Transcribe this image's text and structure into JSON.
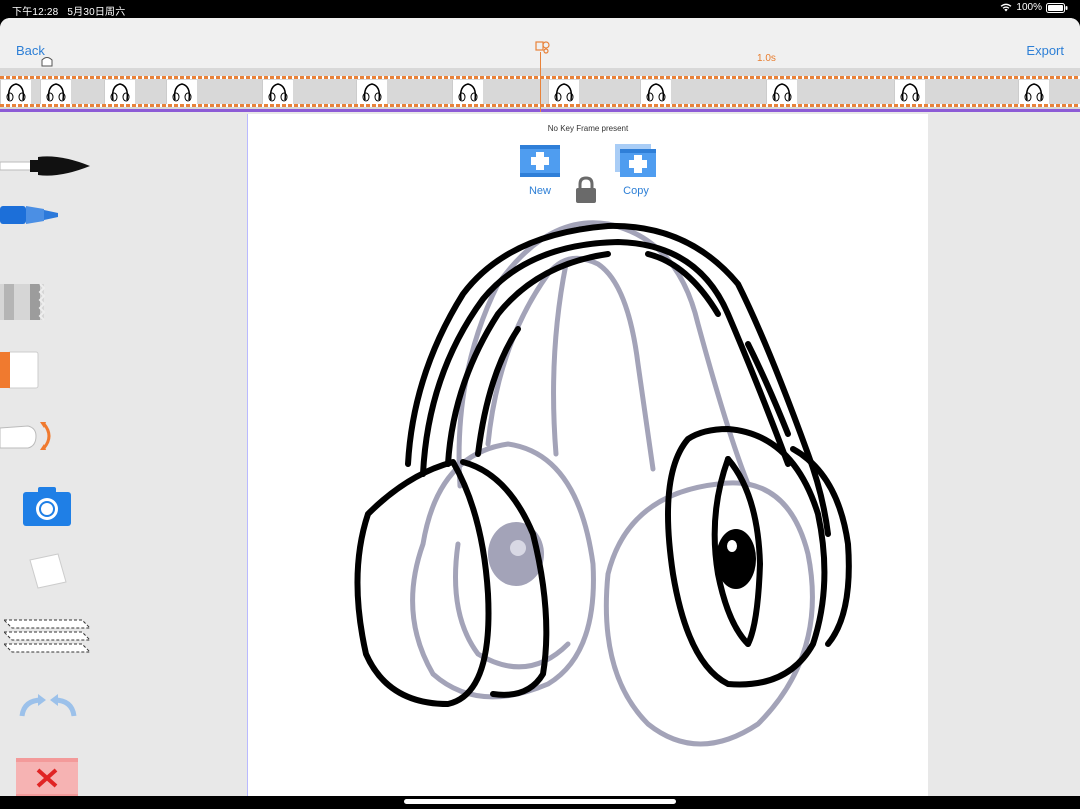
{
  "status_bar": {
    "time": "下午12:28",
    "date": "5月30日周六",
    "battery": "100%"
  },
  "header": {
    "back_label": "Back",
    "export_label": "Export"
  },
  "timeline": {
    "time_marker": "1.0s"
  },
  "canvas": {
    "keyframe_status": "No Key Frame present",
    "new_label": "New",
    "copy_label": "Copy"
  },
  "tools": [
    {
      "name": "pen-tool"
    },
    {
      "name": "marker-tool"
    },
    {
      "name": "texture-brush-tool"
    },
    {
      "name": "eraser-tool"
    },
    {
      "name": "transform-hand-tool"
    },
    {
      "name": "camera-tool"
    },
    {
      "name": "paper-tool"
    },
    {
      "name": "layers-tool"
    },
    {
      "name": "undo-redo-tool"
    },
    {
      "name": "delete-frame-tool"
    }
  ],
  "colors": {
    "accent": "#2d7fd6",
    "timeline_orange": "#e8823a",
    "onion_skin": "#a3a3b8",
    "stroke": "#000000"
  }
}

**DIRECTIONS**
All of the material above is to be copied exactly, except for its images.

**ANSWER TO THIS EXERCISE**
Transcribe this image's text and structure into JSON.
{
  "status_bar": {
    "time": "下午12:28",
    "date": "5月30日周六",
    "battery": "100%"
  },
  "header": {
    "back_label": "Back",
    "export_label": "Export"
  },
  "timeline": {
    "time_marker": "1.0s"
  },
  "canvas": {
    "keyframe_status": "No Key Frame present",
    "new_label": "New",
    "copy_label": "Copy"
  },
  "tools": [
    {
      "name": "pen-tool"
    },
    {
      "name": "marker-tool"
    },
    {
      "name": "texture-brush-tool"
    },
    {
      "name": "eraser-tool"
    },
    {
      "name": "transform-hand-tool"
    },
    {
      "name": "camera-tool"
    },
    {
      "name": "paper-tool"
    },
    {
      "name": "layers-tool"
    },
    {
      "name": "undo-redo-tool"
    },
    {
      "name": "delete-frame-tool"
    }
  ],
  "colors": {
    "accent": "#2d7fd6",
    "timeline_orange": "#e8823a",
    "onion_skin": "#a3a3b8",
    "stroke": "#000000"
  }
}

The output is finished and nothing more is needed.